If your school does not offer a bus program, or if you just live nearby, get your children to ride their bike or walk to school! A co-op walk team can help keep your kids safe by having groups walk together and alternating parent escorts if needed. 

Eco Supplies

Taking inventory and reusing what you can

Before deciding to go out and buy brand new school supplies for your children, take some time to look at what you’re currently have and see if anything can be reused. Why buy new pens and pencils when the old ones are still usable?  No need to buy a new notebook just because a few pages have been used in one from last year, or buying a new pencil case because the old one is out of style. Making smart, economical decisions can go a long way in saving your money and reducing production and waste emissions that comes from purchasing new supplies.
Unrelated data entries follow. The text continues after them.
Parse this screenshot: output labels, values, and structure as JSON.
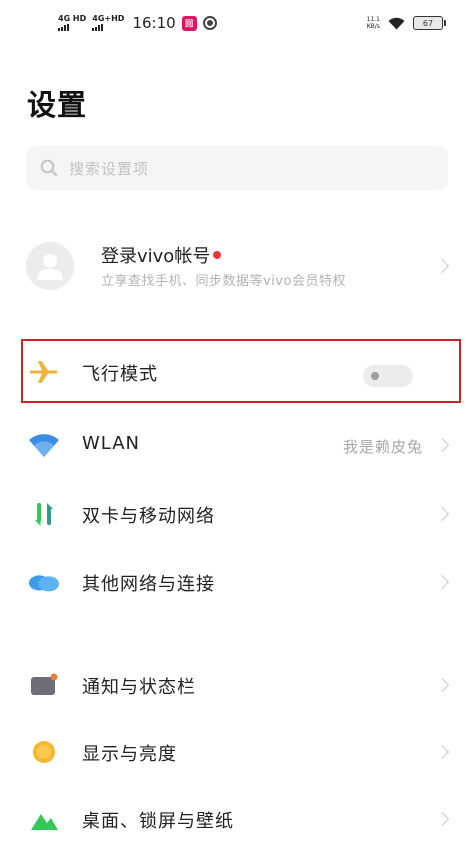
{
  "status_bar": {
    "sim1_label": "4G HD",
    "sim2_label": "4G+HD",
    "time": "16:10",
    "app_badge": "回",
    "net_speed_value": "11.1",
    "net_speed_unit": "KB/s",
    "battery": "67"
  },
  "page_title": "设置",
  "search": {
    "placeholder": "搜索设置项"
  },
  "account": {
    "title": "登录vivo帐号",
    "subtitle": "立享查找手机、同步数据等vivo会员特权",
    "has_notification_dot": true
  },
  "settings": {
    "airplane": {
      "label": "飞行模式",
      "icon": "airplane-icon",
      "enabled": false
    },
    "wlan": {
      "label": "WLAN",
      "value": "我是赖皮兔",
      "icon": "wifi-icon"
    },
    "dual_sim": {
      "label": "双卡与移动网络",
      "icon": "dual-sim-icon"
    },
    "other_network": {
      "label": "其他网络与连接",
      "icon": "cloud-icon"
    },
    "notification": {
      "label": "通知与状态栏",
      "icon": "notification-icon"
    },
    "display": {
      "label": "显示与亮度",
      "icon": "brightness-icon"
    },
    "desktop": {
      "label": "桌面、锁屏与壁纸",
      "icon": "wallpaper-icon"
    }
  },
  "colors": {
    "highlight_border": "#c62828",
    "airplane": "#f2b33d",
    "wifi": "#3a8ee6",
    "dual_sim_green": "#34c759",
    "cloud": "#3d9be9",
    "brightness": "#f7b733"
  }
}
If your children get hungry or thirsty, its better that they reach for a reusable water bottle and plastic container instead of a disposable plastic water bottle and plastic ziplock bag. Either plastic or aluminum, reusable water bottles make for a much better alternative. Visit Good Housekeeping to read the list of some of the best water bottles around. Also, make sure that any water bottle purchased for reuse is BPA-free (Bisphenol A). There are also alternatives to plastic containers, such as SnackTAXI, who offer reusable food sacks. One “snack-sack” can reduce the use of about 1000 plastic bags over its lifetime.
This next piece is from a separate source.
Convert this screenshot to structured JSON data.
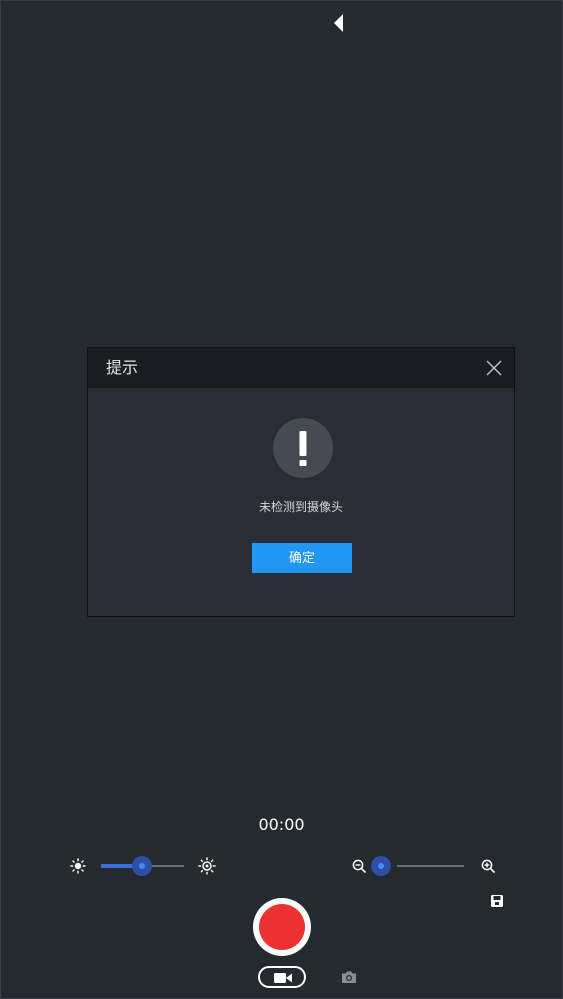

Buying new eco-friendly school supplies

When you have looked over what you have and you’ve decided that you still need some more school supplies, try to lean towards the greener alternative. Many major retailers are carrying recycled and renewable school supplies such as recycled notebooks, paper and binders, and biodegradable pencils. Paper Mate is offering biodegradable pencils that are offered at many major retailers, such as Staples. There is also Ecojot, who offer notebooks, journals, sketchbooks, and more made entirely from post-consumer waste. When looking for a new backpack, look for an environmentally as well as child friendly backpack, one that’s made from recycled material and is padded to prevent back pain. You can check out The Ultimate Green Store or Ecocentric Bags for an idea on some cool backpacks being offered.

Most of the money spent on supplies will be towards new clothes that children are always in need of. If your kids don’t mind, wearing hand-me-down clothing from friends and family or thrift stores can be one of the ways to save money and reduce your emissions. If your children are style-conscious, there are many popular brands like Adidas, Levi’s and H&M that offer clothes made from more eco-friendly material.
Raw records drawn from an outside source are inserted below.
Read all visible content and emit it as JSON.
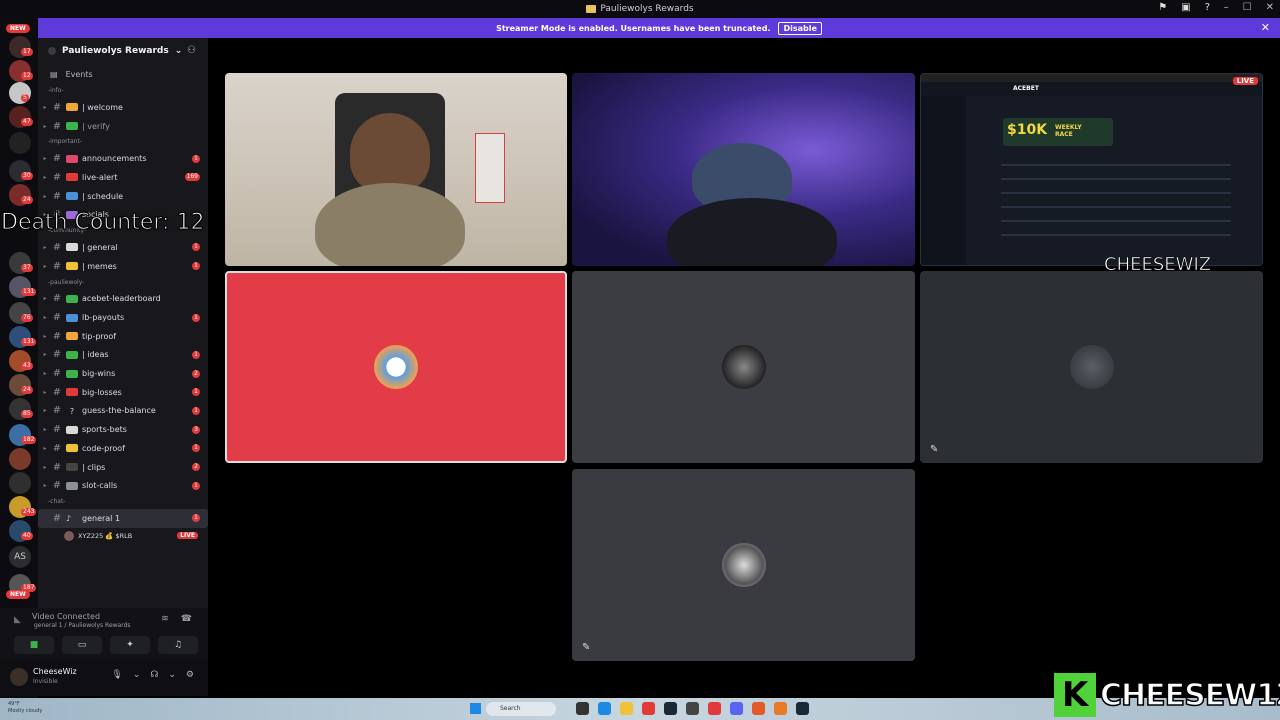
{
  "window": {
    "title": "Pauliewolys Rewards"
  },
  "banner": {
    "message": "Streamer Mode is enabled. Usernames have been truncated.",
    "disable_label": "Disable"
  },
  "rail": {
    "new_top": "NEW",
    "new_bottom": "NEW",
    "as_label": "AS",
    "badges": [
      "17",
      "12",
      "5",
      "47",
      "30",
      "24",
      "169",
      "37",
      "131",
      "76",
      "131",
      "43",
      "24",
      "85",
      "182",
      "243",
      "40",
      "187"
    ]
  },
  "sidebar": {
    "guild_name": "Pauliewolys Rewards",
    "events_label": "Events",
    "categories": {
      "info": "-info-",
      "important": "-important-",
      "community": "-community-",
      "pauliewoly": "-pauliewoly-",
      "chat": "-chat-"
    },
    "channels": [
      {
        "name": "| welcome",
        "count": ""
      },
      {
        "name": "| verify",
        "count": ""
      },
      {
        "name": "announcements",
        "count": "1"
      },
      {
        "name": "live-alert",
        "count": "169"
      },
      {
        "name": "| schedule",
        "count": ""
      },
      {
        "name": "socials",
        "count": ""
      },
      {
        "name": "| general",
        "count": "1"
      },
      {
        "name": "| memes",
        "count": "1"
      },
      {
        "name": "acebet-leaderboard",
        "count": ""
      },
      {
        "name": "lb-payouts",
        "count": "1"
      },
      {
        "name": "tip-proof",
        "count": ""
      },
      {
        "name": "| ideas",
        "count": "1"
      },
      {
        "name": "big-wins",
        "count": "2"
      },
      {
        "name": "big-losses",
        "count": "1"
      },
      {
        "name": "guess-the-balance",
        "count": "1"
      },
      {
        "name": "sports-bets",
        "count": "3"
      },
      {
        "name": "code-proof",
        "count": "1"
      },
      {
        "name": "| clips",
        "count": "2"
      },
      {
        "name": "slot-calls",
        "count": "1"
      }
    ],
    "voice_channel": {
      "name": "general 1",
      "count": "1"
    },
    "voice_user": {
      "name": "XYZ225 💰 $RLB",
      "live": "LIVE"
    }
  },
  "overlay": {
    "death_counter": "Death Counter: 12",
    "tile_label": "CHEESEWIZ",
    "brand_letter": "K",
    "brand_text": "CHEESEW1Z"
  },
  "voice_panel": {
    "status": "Video Connected",
    "sub": "general 1 / Pauliewolys Rewards"
  },
  "user_panel": {
    "name": "CheeseWiz",
    "status": "Invisible"
  },
  "screenshare": {
    "live": "LIVE",
    "logo": "ACEBET",
    "amount": "$10K",
    "promo_line1": "WEEKLY",
    "promo_line2": "RACE"
  },
  "taskbar": {
    "weather_temp": "49°F",
    "weather_desc": "Mostly cloudy",
    "search_placeholder": "Search"
  },
  "colors": {
    "accent": "#5f3adb",
    "badge": "#e23a3a",
    "red_tile": "#e23c48",
    "brand_green": "#52d23a"
  }
}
The most important thing to consider is that your children must understand and be educated on the importance of the environment and that even the little things can go a long way in sustaining our planet.

Little Steps

Go with what you know

Going green doesn't always have to mean big changes, sticking to some basic principals can make a big difference in little ways! REDUCE, REUSE, & RECYCLE every way you can. 

For more suggestions on going green with kids visit some of our other articles:

Or check out the following links for more resources: